Why Choose Plant based Protein?
Some health-conscious consumers have removed meat from their daily intake for purely dietary reasons. For them, these imitator products are welcomed with a fervor. Products like Impossible Foods’ Impossible Burger and Beyond Meat’s Beyond Burger so closely approximate a beef patty that herbivores can indulge in the very things they’ve had to give up. High cholesterol? Sink your teeth into a juicy Impossible Burger and you’ll barely know the difference. Suffering from an illness that benefits from a plant-based diet? Grill up a Beyond Burger when a meat craving strikes and feel satiated without the side effects.
But should those who have chosen the vegan lifestyle and do so for political reasons be seeking a product that acts like meat? Vegan protein in the form of beans is great — but a burger that “bleeds” seems like it’s copying a product that animal activist’s should be steering clear of. These burgers mimic the very thing that some vegans are adamantly opposed to — so is it better to stick to quinoa bowls and cauliflower cutlets than to attempt to consume a product that resembles all that they are opposed to?
Vegan Protein is the Food Revolution
Health issues aside, the Impossible Burger and Beyond Burger are revolutionizing the way we eat. It’s no secret that the meat industry is bad for the environment. Raising livestock for consumption requires a staggering amount of land, food, energy, and water and produces a significant amount of our greenhouse-gas emissions. And red meat is even worse. Beef and lamb are responsible for 10 to 40 times as many greenhouse gas emissions as most vegetables and grains, according to Scientific American.

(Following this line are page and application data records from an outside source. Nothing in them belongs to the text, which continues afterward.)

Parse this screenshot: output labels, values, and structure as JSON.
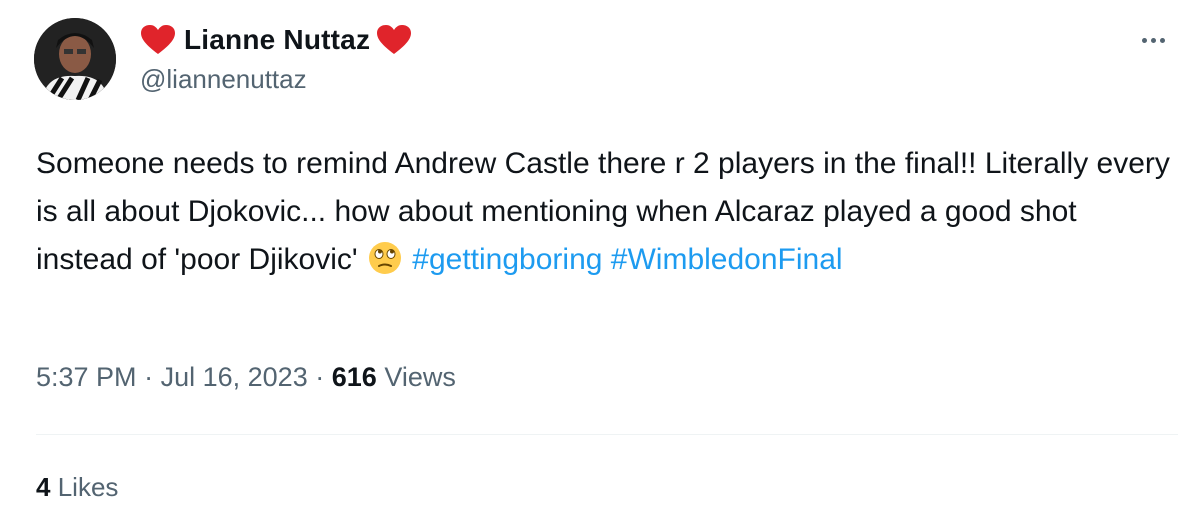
{
  "author": {
    "display_name": "Lianne Nuttaz",
    "handle": "@liannenuttaz",
    "name_decoration_icon": "red-heart-emoji"
  },
  "more_icon": "more-horizontal-icon",
  "tweet": {
    "text_part1": "Someone needs to remind Andrew Castle there r 2 players in the final!! Literally every is all about  Djokovic... how about mentioning when Alcaraz played a good shot instead of 'poor Djikovic' ",
    "emoji": "rolling-eyes-face-emoji",
    "hashtags": [
      "#gettingboring",
      "#WimbledonFinal"
    ]
  },
  "meta": {
    "time": "5:37 PM",
    "separator": "·",
    "date": "Jul 16, 2023",
    "views_count": "616",
    "views_label": "Views"
  },
  "stats": {
    "likes_count": "4",
    "likes_label": "Likes"
  },
  "colors": {
    "link": "#1d9bf0",
    "secondary_text": "#536471",
    "primary_text": "#0f1419",
    "heart": "#e0242b"
  }
}
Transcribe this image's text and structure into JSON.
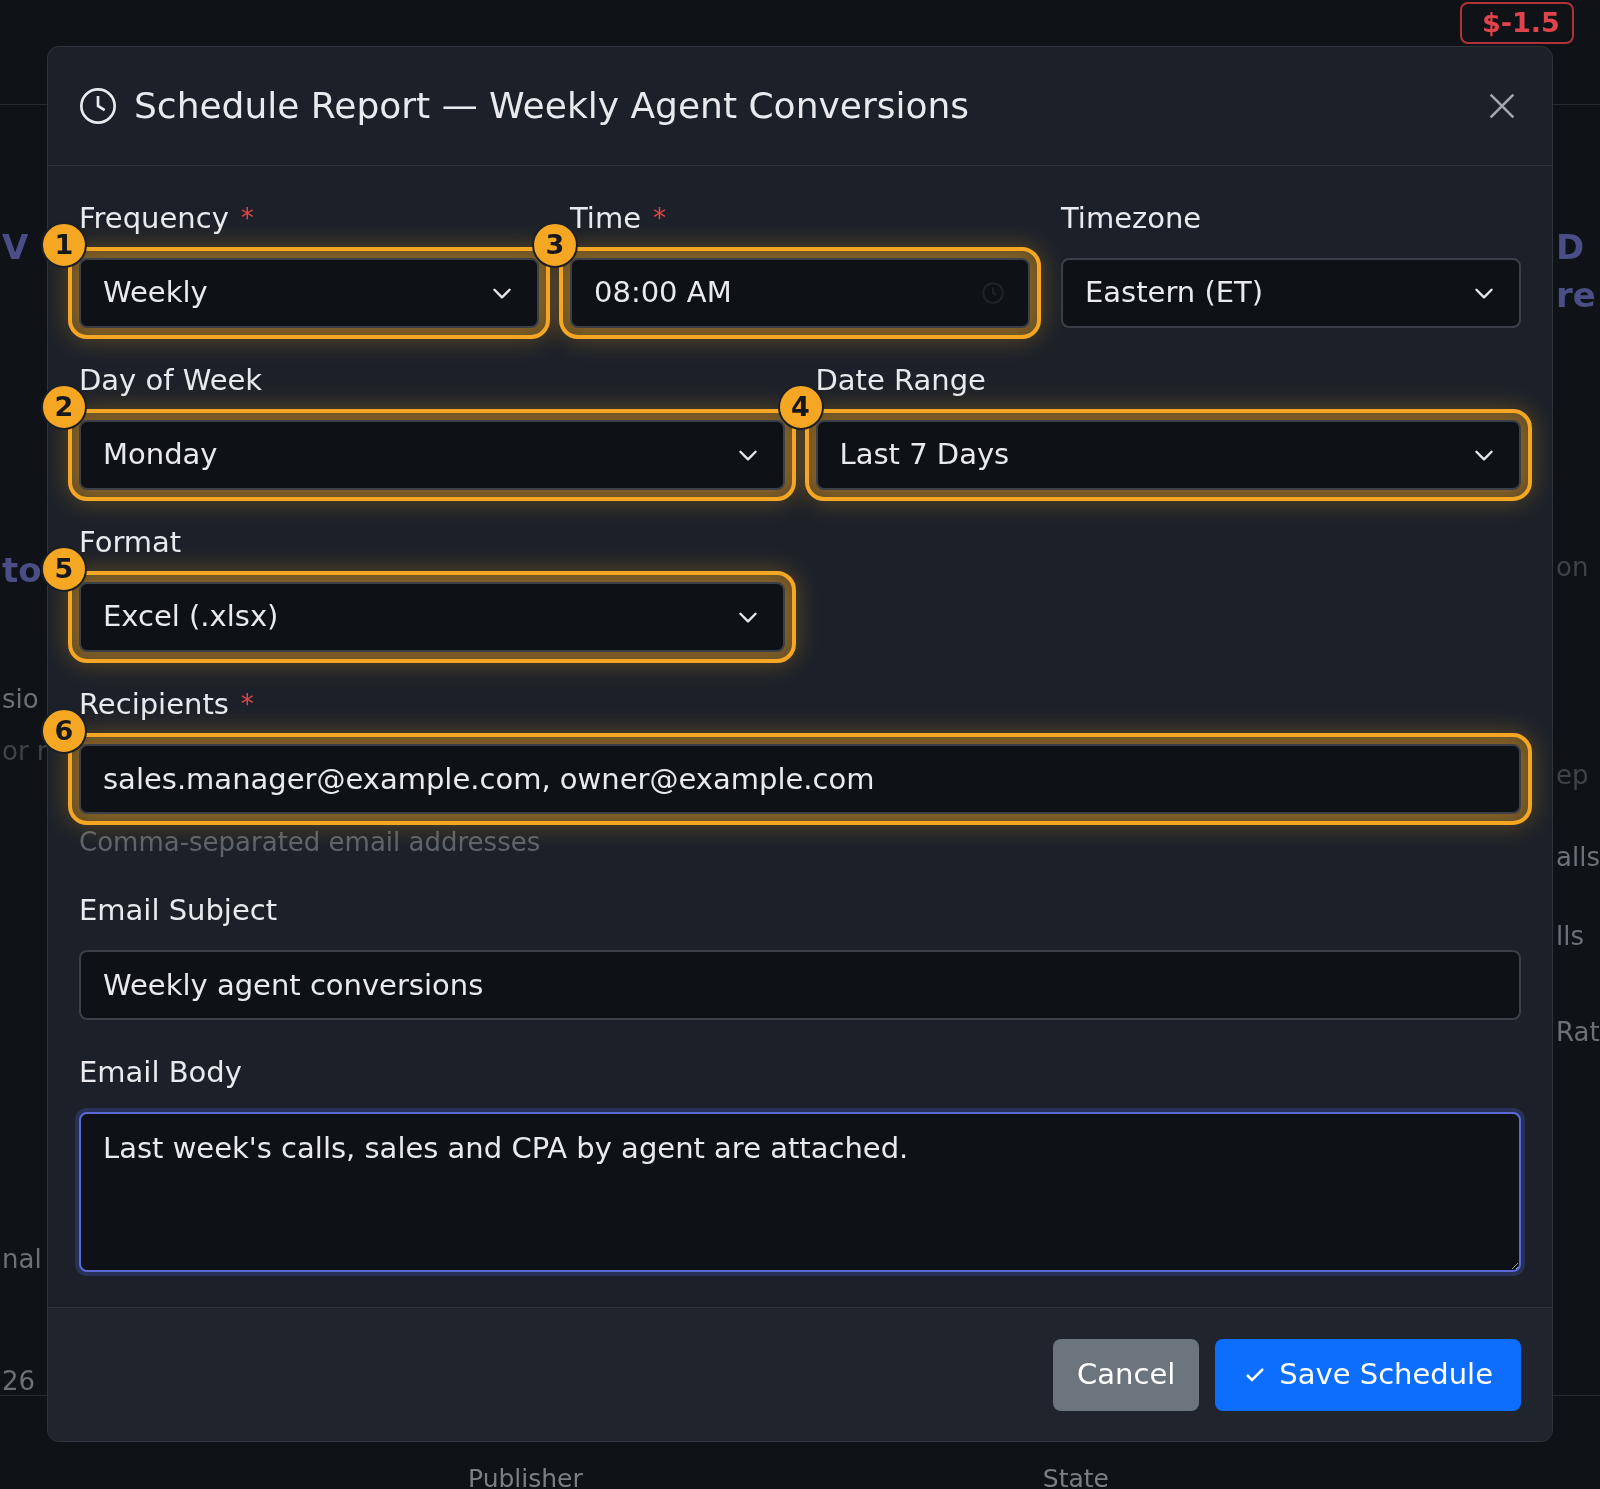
{
  "background": {
    "badge": "$-1.5",
    "left": [
      {
        "text": "V",
        "kind": "heading"
      },
      {
        "text": "to",
        "kind": "heading"
      },
      {
        "text": "sio",
        "kind": "text"
      },
      {
        "text": "or r",
        "kind": "muted"
      },
      {
        "text": "nal",
        "kind": "text"
      },
      {
        "text": "26",
        "kind": "text"
      }
    ],
    "right": [
      {
        "text": "D",
        "kind": "heading"
      },
      {
        "text": "re",
        "kind": "heading"
      },
      {
        "text": "on",
        "kind": "muted"
      },
      {
        "text": "ep",
        "kind": "muted"
      },
      {
        "text": "alls",
        "kind": "text"
      },
      {
        "text": "lls",
        "kind": "text"
      },
      {
        "text": "Rat",
        "kind": "text"
      }
    ],
    "bottom": [
      "Publisher",
      "State"
    ]
  },
  "dialog": {
    "title": "Schedule Report — Weekly Agent Conversions",
    "rows": [
      [
        {
          "label": "Frequency",
          "required_mark": "*",
          "kind": "select",
          "value": "Weekly",
          "highlighted": true,
          "badge": "1"
        },
        {
          "label": "Time",
          "required_mark": "*",
          "kind": "time",
          "value": "08:00 AM",
          "highlighted": true,
          "badge": "3"
        },
        {
          "label": "Timezone",
          "kind": "select",
          "value": "Eastern (ET)",
          "highlighted": false
        }
      ],
      [
        {
          "label": "Day of Week",
          "kind": "select",
          "value": "Monday",
          "highlighted": true,
          "badge": "2"
        },
        {
          "label": "Date Range",
          "kind": "select",
          "value": "Last 7 Days",
          "highlighted": true,
          "badge": "4"
        }
      ],
      [
        {
          "label": "Format",
          "kind": "select",
          "value": "Excel (.xlsx)",
          "highlighted": true,
          "badge": "5"
        },
        {
          "kind": "empty"
        }
      ],
      [
        {
          "label": "Recipients",
          "required_mark": "*",
          "kind": "text",
          "value": "sales.manager@example.com, owner@example.com",
          "highlighted": true,
          "badge": "6",
          "help": "Comma-separated email addresses"
        }
      ],
      [
        {
          "label": "Email Subject",
          "kind": "text",
          "value": "Weekly agent conversions",
          "highlighted": false
        }
      ],
      [
        {
          "label": "Email Body",
          "kind": "textarea",
          "value": "Last week's calls, sales and CPA by agent are attached.",
          "focused": true
        }
      ]
    ],
    "buttons": [
      {
        "label": "Cancel",
        "kind": "secondary"
      },
      {
        "label": "Save Schedule",
        "kind": "primary"
      }
    ]
  }
}
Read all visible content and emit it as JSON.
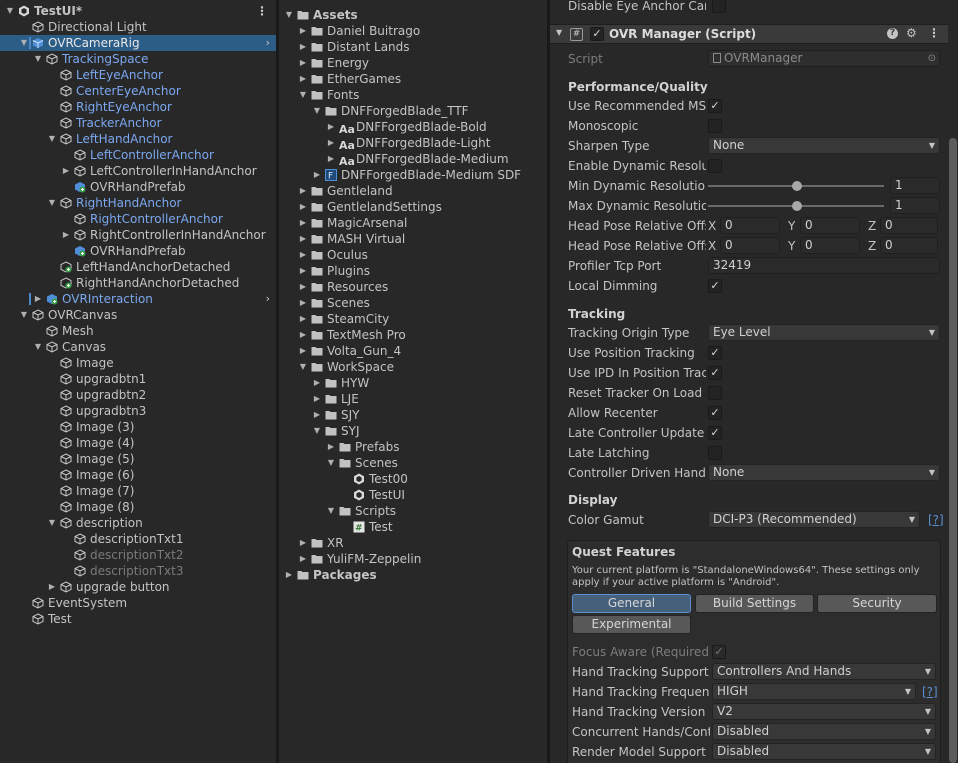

So a burger that approximates meat without the detrimental side effects should be welcome on any restaurant’s menu and on the shelves of every grocery store. Take the Impossible Burger. Scientists, farmers, and chefs collaborated for five years to recreate the perfect beef burger without harming a single cow. By shunning cows in favor of all-natural ingredients like wheat, coconut oil, and potatoes, the Impossible Burger uses a fraction of the Earth’s natural resources. “Compared to cows, the Impossible Burger uses 95% less land, 74% less water, and creates 87% less greenhouse gas emissions. And it’s 100% free of hormones, antibiotics, and artificial ingredients,” according to Impossible Foods’ website. And the secret ingredient that makes the Impossible Burger stand out from its plant-based peers is a little things called heme. Heme, an iron-containing compound, makes meat smell, sizzle, bleed, and is the “magic ingredient” that makes this burger stand up to its carnivorous competition.
Impossible Burgers can be found at several restaurants around the country, but if you’re hankering for a home-cooked patty, look no further than the Beyond Burger. This revolutionary burger was the first plant-based product that looks, cooks, and satisfies like beef without the harmful repercussions, and at a fraction of the price of the Impossible Burger. This patty is made primarily from pea protein, with a “bleeding” element from beet juice.
So how do you feel about lab-made, realistic vegetarian burgers? Would you go veg for them or not?